          A third response God can have toward sin involves grace.  Grace is the extension of that which man does not deserve.  It is the unmerited, unearned, favor of God toward man.  It is God’s help given to the sinner.  This grace has been manifested beyond measure in the Christian age.  Jesus Christ was given by God to pay the price for our sins.  Through His death, we have hope of living in a beautiful place called heaven in complete fellowship with God.  What did we do to deserve this?  Absolutely nothing!   God’s grace has provided this.  In Romans 3:23-27, Paul writes of this grace that has satisfied the demands of God’s justice.


                     “For all have sinned, and come short of the glory of God; being                                             justified by his grace through the redemption that is in Christ                                                  Jesus:  whom God hath sent forth to be a propitiation through                                                 faith in his blood, to declare his righteousness for the remission                                                 of sins that are past, through the forbearance of God; to de-                                            clare, I say, at this time his righteousness:  that he might be                                                      just, and the justifier of him which believeth in Jesus.  Where                                          is boasting then?  It is excluded.  By what law?  Of works?  Nay:                                                  but by the law of faith.”

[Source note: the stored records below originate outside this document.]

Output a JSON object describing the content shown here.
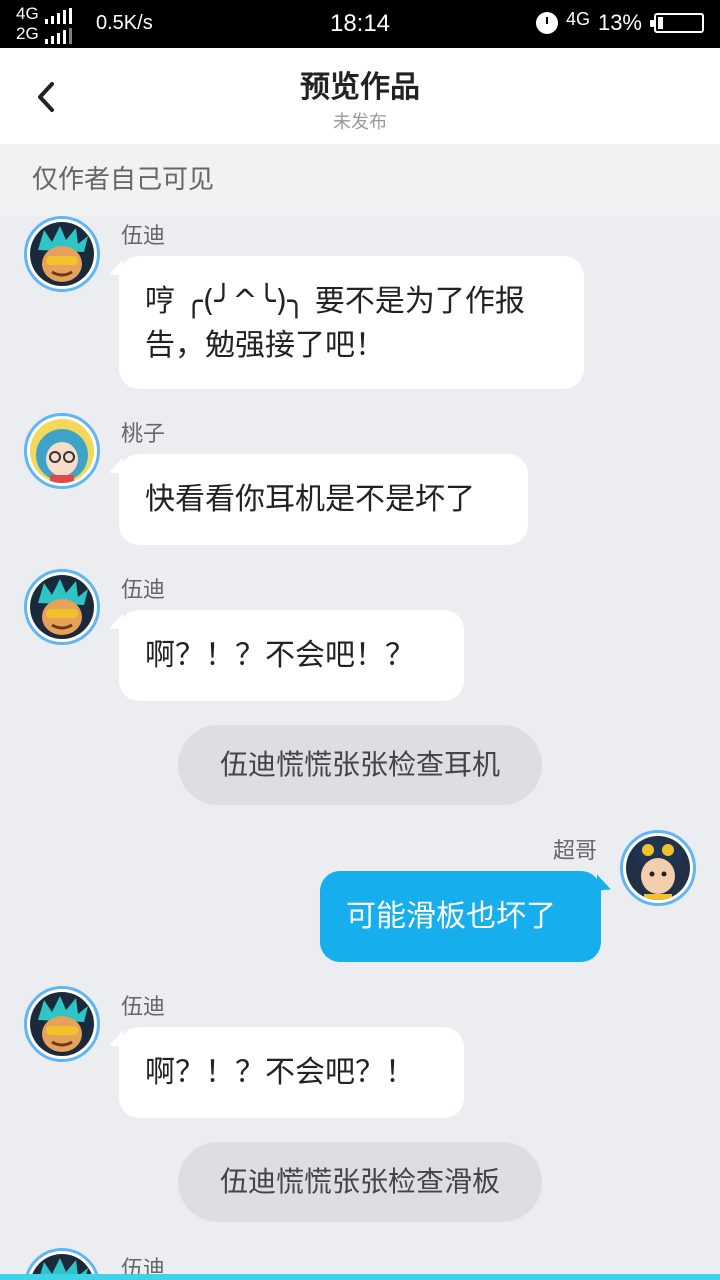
{
  "status_bar": {
    "net1": "4G",
    "net2": "2G",
    "speed": "0.5K/s",
    "time": "18:14",
    "net_right": "4G",
    "battery": "13%",
    "battery_level": 0.13
  },
  "header": {
    "title": "预览作品",
    "subtitle": "未发布"
  },
  "notice": "仅作者自己可见",
  "messages": [
    {
      "name": "伍迪",
      "text": "哼 ╭(╯^╰)╮ 要不是为了作报告，勉强接了吧！"
    },
    {
      "name": "桃子",
      "text": "快看看你耳机是不是坏了"
    },
    {
      "name": "伍迪",
      "text": "啊？！？不会吧！？"
    },
    {
      "narration": "伍迪慌慌张张检查耳机"
    },
    {
      "name": "超哥",
      "text": "可能滑板也坏了"
    },
    {
      "name": "伍迪",
      "text": "啊？！？不会吧？！"
    },
    {
      "narration": "伍迪慌慌张张检查滑板"
    },
    {
      "name": "伍迪"
    }
  ],
  "colors": {
    "accent_blue": "#17aeee",
    "avatar_ring": "#61b5f3",
    "background": "#ebedf0"
  }
}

Notice that all have sinned.  Thus, all men should receive the condemnation of God. Every man should die a violent, bloody, physical death.  This, however, does not have to happen.  We can be justified freely by God’s grace.  This can happen because Jesus was given to be the propitiation for our sins.  Because Jesus shed His blood, God can declare His righteousness.  He can forgive man’s sins.  Too, He can remain just, having punished sin through Jesus.  We did not deserve this, but God gave it to us.  This is grace.  “For by grace are ye saved through faith; and that not of yourselves:  it is the gift of God:  not of works, let any man should boast” (Eph. 2:8-9).

          Justice involves our getting what we deserve.  Mercy involves our not getting what is deserved.  Grace involves our getting that which we do not deserve.  Fortunately, God through His great love wherewith He loved us extended both mercy and grace so we can escape His severe justice.

          This grace does not come unconditionally, however.  The Father has revealed that certain things must be done in order to obtain His grace in our lives.  Obedient faith is the requirement placed upon man.  “Not everyone that saith unto me, Lord, Lord, shall enter the kingdom of heaven; but he that doeth the will of my Father which is in heaven” (Matt. 7:21).  Once we have obeyed His will, He then requires our faithful obedience unto the end.  “…be thou faithful unto death, and I will give thee a crown of life” (Rev. 2:10).  It is a sad fact that the majority of people will not accept the grace of God.  Instead, they will choose to suffer the vengeance of God for the sins they have committed.  Jesus exhorts us not to make this pitiful choice.  He encourages us, saying:  “Enter ye in at the strait gate:  for wide is the gate, and broad is the way, that leadeth to destruction, and many there be which go in thereat:  because strait is the gate, and narrow is the way, which leadeth unto life, and few there be that find it” (Matt. 7:13-14).